An automated service that uses regularly updated algorithms to detect addresses is the only way to properly manage these addresses. Your first instinct might be to block disposable vendors’ domains. This can work if you leverage the expertise of a hygiene provider like FreshAddress to identify those addresses at opt-in and request alternatives. But, someone who has already gone to all the work of getting a disposable address will just work that much harder to get around your refusal to accept it.

Use “accept-reject-flag” instead.

This is a protocol that allows you to accept deliverable disposable addresses and then decide later how you want to handle them. Quarantine those questionable addresses and study them.

    • Do they generate any activity at all?
    • Are some acquisition points attracting more disposables than others?
    • Do you need to change the wording of your opt-in invitation?

Maybe you aren’t showing the value as clearly as you could.

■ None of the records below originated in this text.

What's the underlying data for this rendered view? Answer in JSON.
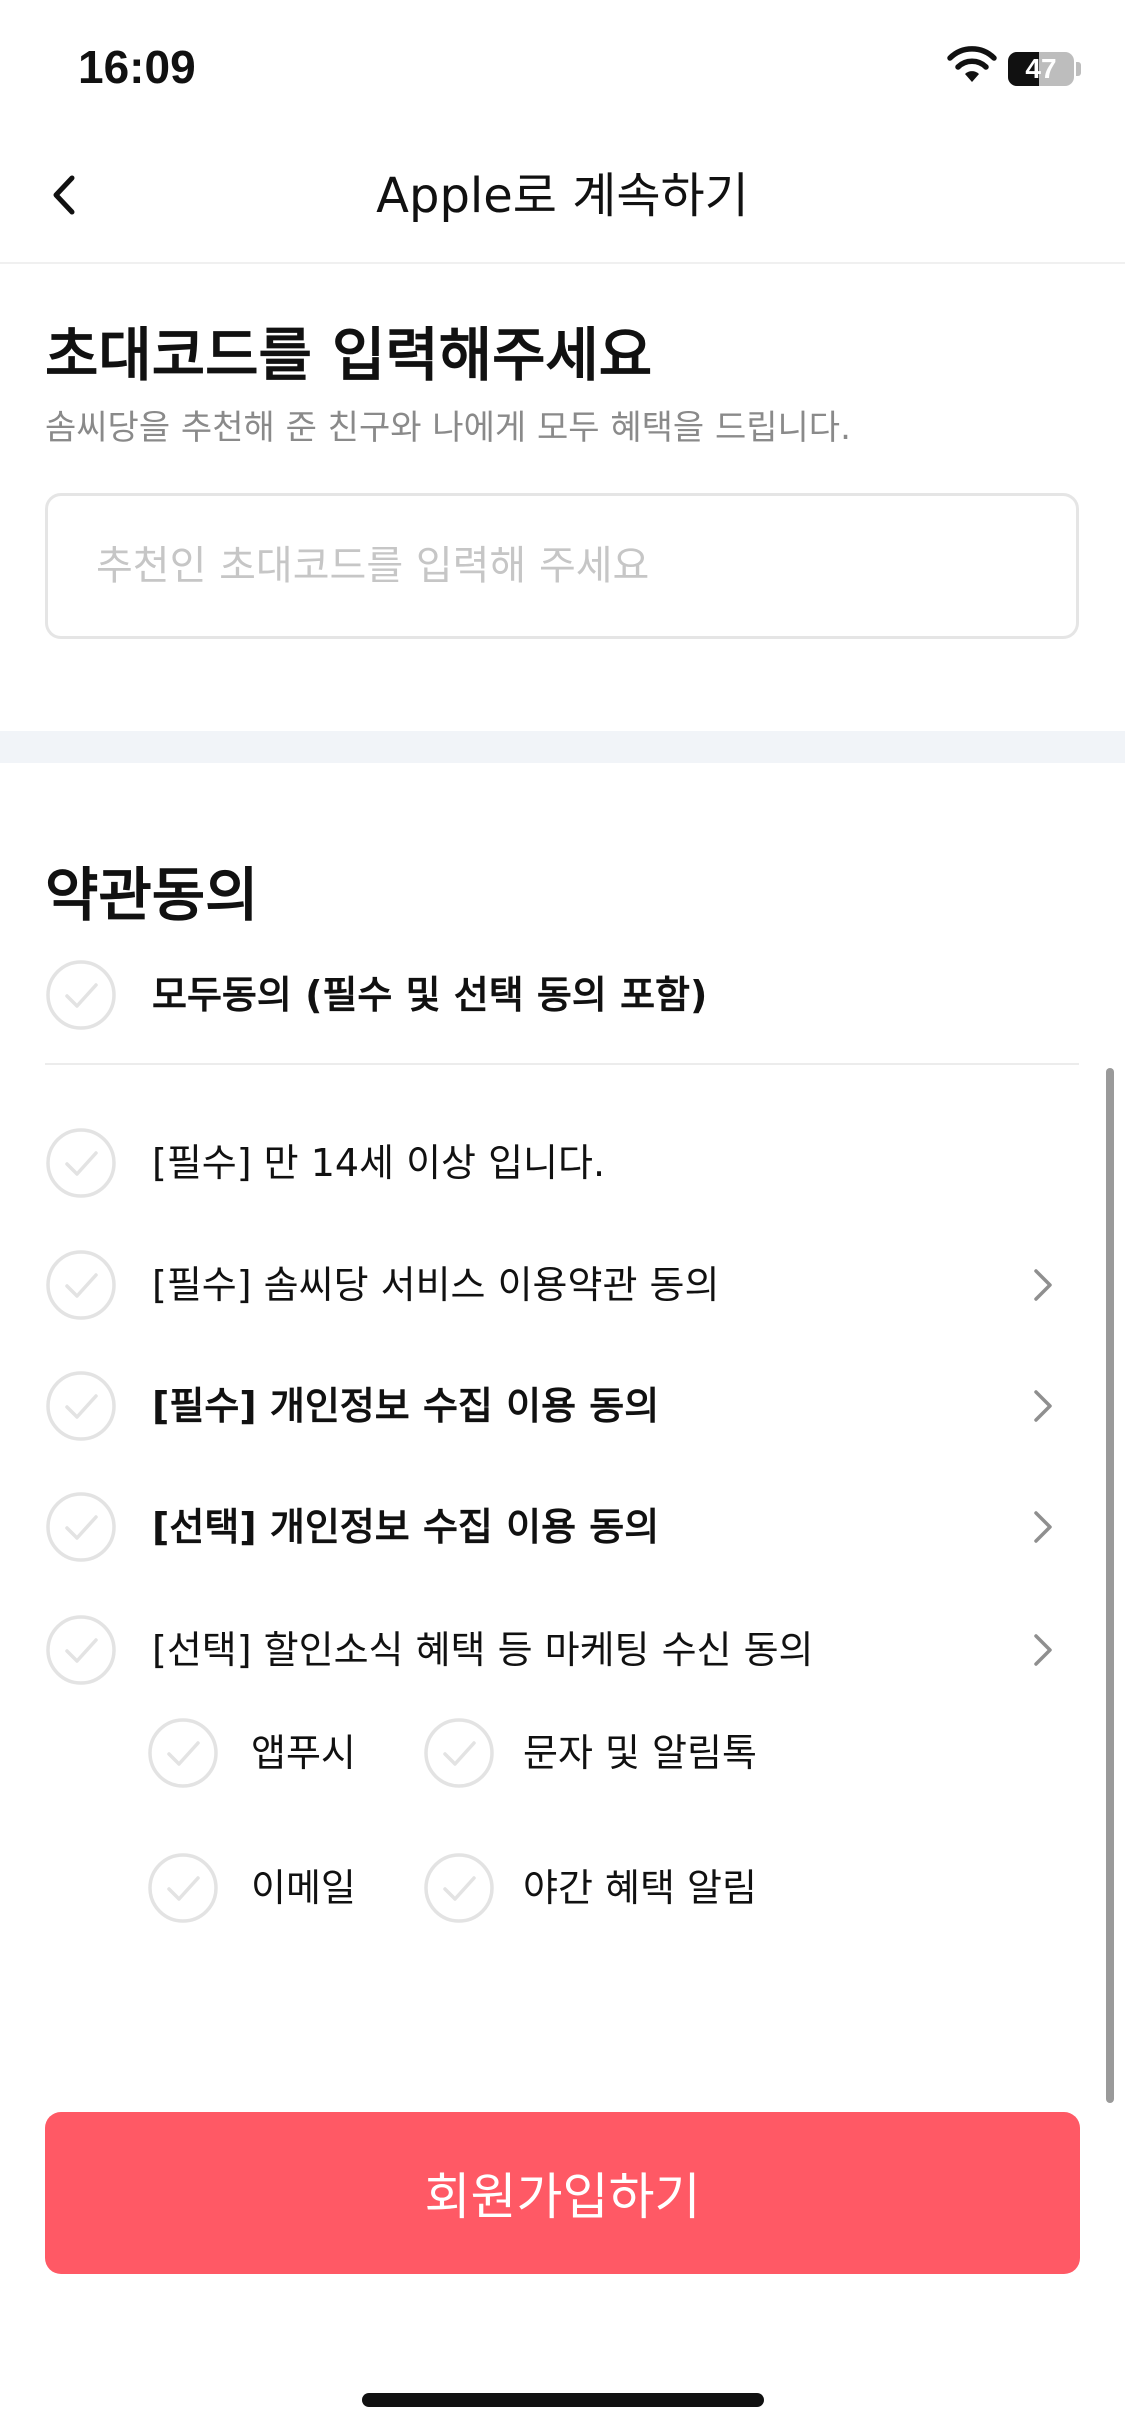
{
  "status_bar": {
    "time": "16:09",
    "battery_percent": 47,
    "battery_label": "47",
    "icons": [
      "wifi-icon",
      "battery-icon"
    ]
  },
  "nav": {
    "title": "Apple로 계속하기",
    "back_icon": "chevron-left-icon"
  },
  "invite": {
    "title": "초대코드를 입력해주세요",
    "subtitle": "솜씨당을 추천해 준 친구와 나에게 모두 혜택을 드립니다.",
    "input_placeholder": "추천인 초대코드를 입력해 주세요",
    "input_value": ""
  },
  "terms": {
    "title": "약관동의",
    "all_agree_label": "모두동의 (필수 및 선택 동의 포함)",
    "items": [
      {
        "label": "[필수] 만 14세 이상 입니다.",
        "bold": false,
        "has_detail": false
      },
      {
        "label": "[필수] 솜씨당 서비스 이용약관 동의",
        "bold": false,
        "has_detail": true
      },
      {
        "label": "[필수] 개인정보 수집 이용 동의",
        "bold": true,
        "has_detail": true
      },
      {
        "label": "[선택] 개인정보 수집 이용 동의",
        "bold": true,
        "has_detail": true
      },
      {
        "label": "[선택] 할인소식 혜택 등 마케팅 수신 동의",
        "bold": false,
        "has_detail": true
      }
    ],
    "marketing_channels": [
      "앱푸시",
      "문자 및 알림톡",
      "이메일",
      "야간 혜택 알림"
    ]
  },
  "footer": {
    "signup_label": "회원가입하기"
  },
  "colors": {
    "accent": "#ff5965",
    "check_gray": "#e3e3e3",
    "divider": "#f1f4f8",
    "subtitle_gray": "#8a8a8a"
  }
}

Or, you could be making it too easy for people to get their freebies without sharing a legit email address.

This is where disposable email addresses actually help your email program. Like unsubscribes, they can help you diagnose and fix problems or weaknesses.

7. How FreshAddress stays on top of the disposable-address problem

We use multiple methods to detect and flag disposable addresses. We track changes in the email provider world. If a provider buys a domain to expand the number of email addresses they can offer, we will recognize and block or flag that domain. We know the fingerprint that business is using, and our team of experts will check it out.


Disposable email addresses might not comprise a significant percentage of your email database yet. However, they:

    • Add little value to your email program,
    • Cost you money and engagement opportunities, and
    • Put your sender reputation at risk.

Trying to track them down is a thankless task because more keep popping up all the time. Use an automated system like SafeToSend to stay on top of the problem without spending hours in your database every day.

Recent Posts

In early March, Oracle NetSuite announced they will be shutting down their Bronto Marketing Platform on May 31, 2022. That gives Bronto users nine months to decide whether to find a new ESP or migrate to Oracle’s Customer Experience Cloud, which might be just too big a behemoth to give the personal service you may […]

Understanding the process your customers, and prospects, go through before deciding whether to buy your product or service is important because it helps determine how to communicate with them so they choose your company instead of a competitor. Customer data guides that understanding – so it’s essential that you base your decisions on accurate, up-to-date […]

Halloween email campaign tips Christmas claims the largest share of holiday spending in the United States, but Halloween is hot on its heels. Americans’ passion for dressing up themselves and their kids, homes, offices and pets creates a market worth more than $10.1 Billion annually. We wanted to see what great things marketers are doing […]
Chat with us